Record set:
—————

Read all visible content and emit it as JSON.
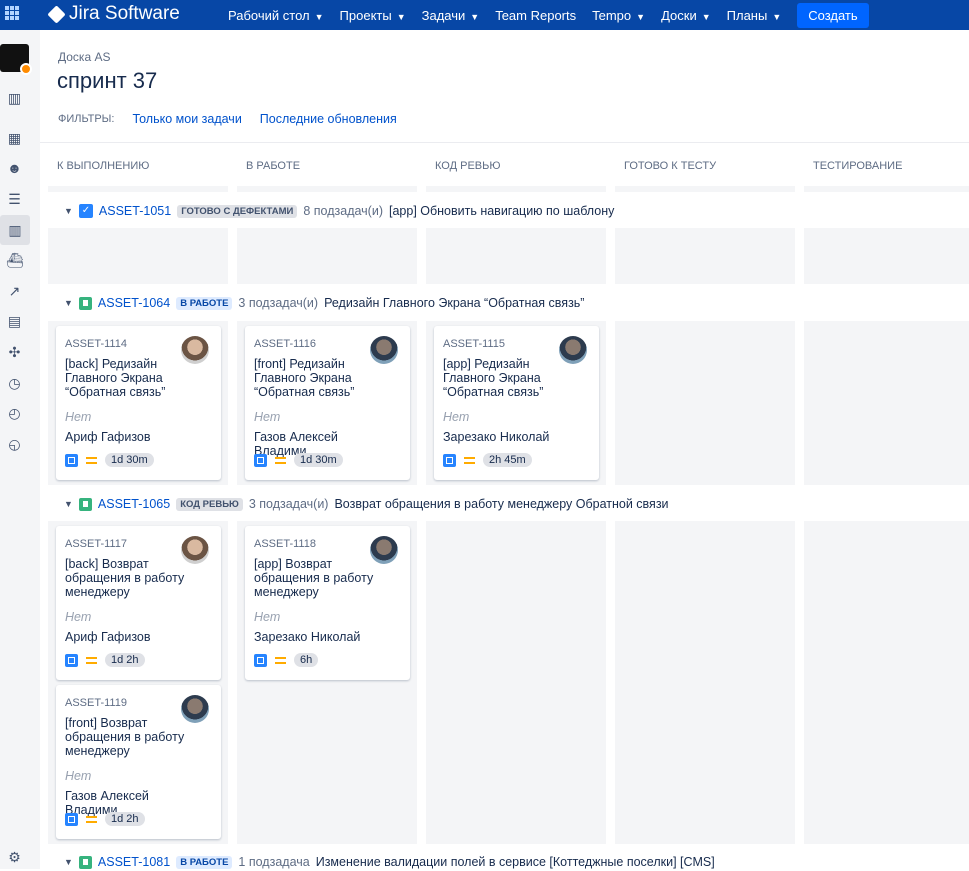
{
  "nav": {
    "app": "Jira Software",
    "items": [
      "Рабочий стол",
      "Проекты",
      "Задачи",
      "Team Reports",
      "Tempo",
      "Доски",
      "Планы"
    ],
    "dropdowns": [
      true,
      true,
      true,
      false,
      true,
      true,
      true
    ],
    "create": "Создать"
  },
  "breadcrumb": "Доска AS",
  "title": "спринт 37",
  "filters": {
    "label": "ФИЛЬТРЫ:",
    "items": [
      "Только мои задачи",
      "Последние обновления"
    ]
  },
  "columns": [
    "К ВЫПОЛНЕНИЮ",
    "В РАБОТЕ",
    "КОД РЕВЬЮ",
    "ГОТОВО К ТЕСТУ",
    "ТЕСТИРОВАНИЕ"
  ],
  "lanes": [
    {
      "key": "ASSET-1051",
      "status": "ГОТОВО С ДЕФЕКТАМИ",
      "subtasks": "8 подзадач(и)",
      "summary": "[app] Обновить навигацию по шаблону"
    },
    {
      "key": "ASSET-1064",
      "status": "В РАБОТЕ",
      "subtasks": "3 подзадач(и)",
      "summary": "Редизайн Главного Экрана “Обратная связь”"
    },
    {
      "key": "ASSET-1065",
      "status": "КОД РЕВЬЮ",
      "subtasks": "3 подзадач(и)",
      "summary": "Возврат обращения в работу менеджеру Обратной связи"
    },
    {
      "key": "ASSET-1081",
      "status": "В РАБОТЕ",
      "subtasks": "1 подзадача",
      "summary": "Изменение валидации полей в сервисе [Коттеджные поселки] [CMS]"
    }
  ],
  "cards": [
    {
      "key": "ASSET-1114",
      "summary": "[back] Редизайн Главного Экрана “Обратная связь”",
      "field": "Нет",
      "assignee": "Ариф Гафизов",
      "estimate": "1d 30m"
    },
    {
      "key": "ASSET-1116",
      "summary": "[front] Редизайн Главного Экрана “Обратная связь”",
      "field": "Нет",
      "assignee": "Газов Алексей Владими...",
      "estimate": "1d 30m"
    },
    {
      "key": "ASSET-1115",
      "summary": "[app] Редизайн Главного Экрана “Обратная связь”",
      "field": "Нет",
      "assignee": "Зарезако Николай",
      "estimate": "2h 45m"
    },
    {
      "key": "ASSET-1117",
      "summary": "[back] Возврат обращения в работу менеджеру",
      "field": "Нет",
      "assignee": "Ариф Гафизов",
      "estimate": "1d 2h"
    },
    {
      "key": "ASSET-1118",
      "summary": "[app] Возврат обращения в работу менеджеру",
      "field": "Нет",
      "assignee": "Зарезако Николай",
      "estimate": "6h"
    },
    {
      "key": "ASSET-1119",
      "summary": "[front] Возврат обращения в работу менеджеру",
      "field": "Нет",
      "assignee": "Газов Алексей Владими...",
      "estimate": "1d 2h"
    }
  ]
}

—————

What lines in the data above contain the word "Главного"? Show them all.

      "summary": "Редизайн Главного Экрана “Обратная связь”"
      "summary": "[back] Редизайн Главного Экрана “Обратная связь”",
      "summary": "[front] Редизайн Главного Экрана “Обратная связь”",
      "summary": "[app] Редизайн Главного Экрана “Обратная связь”",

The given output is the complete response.